A variety of biological, statistical, and social science data come in the form of cross-classified tables of counts commonly known as contingency tables. Scaling the cell entries of such multidimensional matrices involves both mathematically and statistically well-posed problems of practical interest. In this chapter we first describe several situations where scaling can be useful. We then prove a very general theorem that demonstrates the existence of scaling factors. We also describe a natural scaling algorithm in the problem of scaling a nonnegative matrix to obtain prescribed row and column sums. In order to study the convergence properties of the algorithm it is convenient to work in terms of Hilbert's projective metric. Certain related concepts such as the contraction ratio of Birkhoff and the oscillation ratio of Hopf are introduced. In the last section we consider the problem of maximum likelihood estimation in contingency tables. This area of statistics, which forms part of discrete multivariate analysis, is of considerable interest to research workers at present.
Practical examples of scaling problems
Before we take up the mathematical problem of scaling, we illustrate some practical situations where scaling is useful.
Budget allocation problem

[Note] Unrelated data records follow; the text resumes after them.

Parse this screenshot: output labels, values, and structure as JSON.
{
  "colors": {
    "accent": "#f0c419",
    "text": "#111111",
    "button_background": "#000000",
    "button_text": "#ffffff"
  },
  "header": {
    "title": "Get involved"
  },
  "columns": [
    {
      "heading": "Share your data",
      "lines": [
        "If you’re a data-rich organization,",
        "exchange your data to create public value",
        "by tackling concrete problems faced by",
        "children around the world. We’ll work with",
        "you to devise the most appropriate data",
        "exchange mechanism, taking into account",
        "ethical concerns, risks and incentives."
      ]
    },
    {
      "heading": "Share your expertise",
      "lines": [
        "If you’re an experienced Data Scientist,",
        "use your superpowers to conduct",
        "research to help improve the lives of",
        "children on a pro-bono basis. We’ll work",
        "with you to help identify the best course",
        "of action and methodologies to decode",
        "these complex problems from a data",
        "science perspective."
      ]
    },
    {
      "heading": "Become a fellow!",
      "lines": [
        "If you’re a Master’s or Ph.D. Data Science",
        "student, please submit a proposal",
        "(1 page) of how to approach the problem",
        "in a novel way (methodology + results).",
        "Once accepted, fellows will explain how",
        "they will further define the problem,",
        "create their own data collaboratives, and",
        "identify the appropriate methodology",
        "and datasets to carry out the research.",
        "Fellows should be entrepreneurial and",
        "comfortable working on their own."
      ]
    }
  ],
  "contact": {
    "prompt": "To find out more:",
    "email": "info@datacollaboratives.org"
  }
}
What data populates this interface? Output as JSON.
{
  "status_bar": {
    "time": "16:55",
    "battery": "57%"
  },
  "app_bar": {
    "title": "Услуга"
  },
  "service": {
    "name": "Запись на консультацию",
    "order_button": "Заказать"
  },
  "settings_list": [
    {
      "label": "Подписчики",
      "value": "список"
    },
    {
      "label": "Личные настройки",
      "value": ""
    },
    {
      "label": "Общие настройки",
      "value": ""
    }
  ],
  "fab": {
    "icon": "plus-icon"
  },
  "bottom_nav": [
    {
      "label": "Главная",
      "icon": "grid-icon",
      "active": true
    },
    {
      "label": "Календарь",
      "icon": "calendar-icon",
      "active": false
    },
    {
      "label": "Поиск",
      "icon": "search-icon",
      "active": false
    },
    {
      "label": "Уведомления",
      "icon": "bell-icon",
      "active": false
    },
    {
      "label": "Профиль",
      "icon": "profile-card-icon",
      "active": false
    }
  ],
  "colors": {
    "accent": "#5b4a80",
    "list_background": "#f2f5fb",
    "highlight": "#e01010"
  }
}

The Air Force, the Army, and the Navy have received their budget for the next fiscal year measured in some units to be allocated among technical, administrative, and research categories.